Stored records
========================================================================

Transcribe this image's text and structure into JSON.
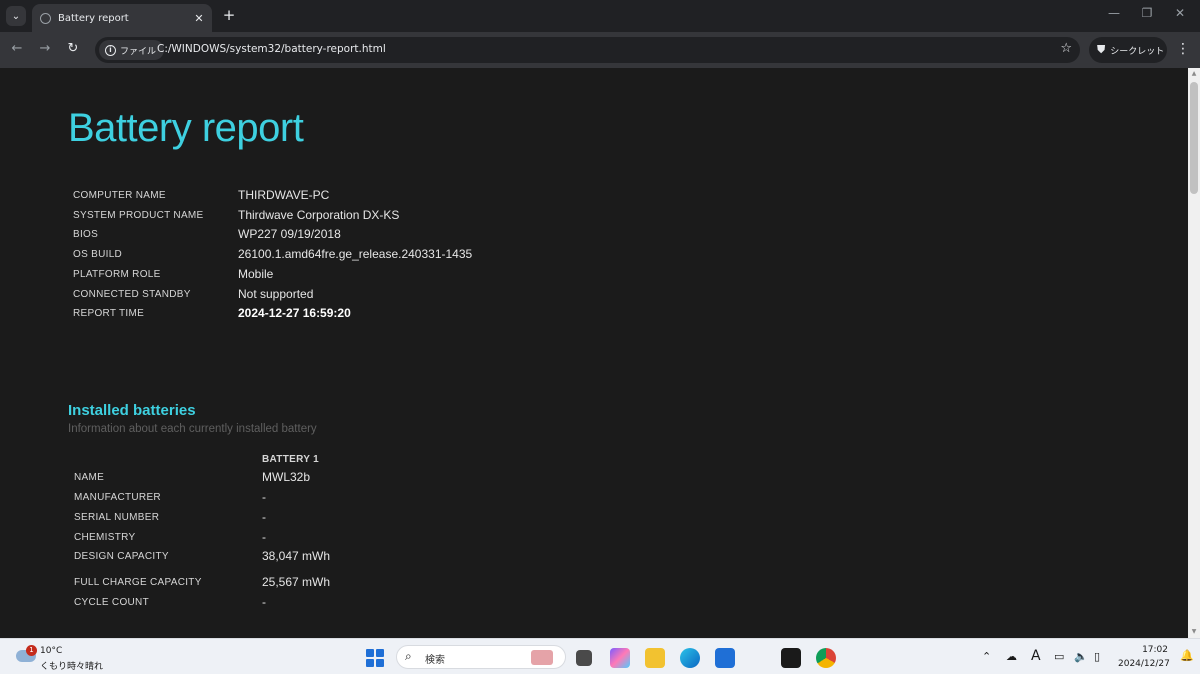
{
  "browser": {
    "tab_title": "Battery report",
    "url_scheme_label": "ファイル",
    "url": "C:/WINDOWS/system32/battery-report.html",
    "incognito_label": "シークレット"
  },
  "report": {
    "title": "Battery report",
    "system_info": [
      {
        "key": "COMPUTER NAME",
        "value": "THIRDWAVE-PC"
      },
      {
        "key": "SYSTEM PRODUCT NAME",
        "value": "Thirdwave Corporation DX-KS"
      },
      {
        "key": "BIOS",
        "value": "WP227 09/19/2018"
      },
      {
        "key": "OS BUILD",
        "value": "26100.1.amd64fre.ge_release.240331-1435"
      },
      {
        "key": "PLATFORM ROLE",
        "value": "Mobile"
      },
      {
        "key": "CONNECTED STANDBY",
        "value": "Not supported"
      },
      {
        "key": "REPORT TIME",
        "value": "2024-12-27  16:59:20"
      }
    ],
    "installed_batteries": {
      "heading": "Installed batteries",
      "subtitle": "Information about each currently installed battery",
      "column_header": "BATTERY 1",
      "rows": [
        {
          "key": "NAME",
          "value": "MWL32b"
        },
        {
          "key": "MANUFACTURER",
          "value": "-"
        },
        {
          "key": "SERIAL NUMBER",
          "value": "-"
        },
        {
          "key": "CHEMISTRY",
          "value": "-"
        },
        {
          "key": "DESIGN CAPACITY",
          "value": "38,047 mWh"
        },
        {
          "key": "FULL CHARGE CAPACITY",
          "value": "25,567 mWh"
        },
        {
          "key": "CYCLE COUNT",
          "value": "-"
        }
      ]
    }
  },
  "taskbar": {
    "weather_badge": "1",
    "weather_temp": "10°C",
    "weather_condition": "くもり時々晴れ",
    "search_placeholder": "検索",
    "clock_time": "17:02",
    "clock_date": "2024/12/27",
    "ime_indicator": "A"
  },
  "colors": {
    "accent": "#3ed0e0",
    "page_background": "#1b1b1b"
  }
}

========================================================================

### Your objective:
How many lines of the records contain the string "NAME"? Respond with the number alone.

### Problem solution:
3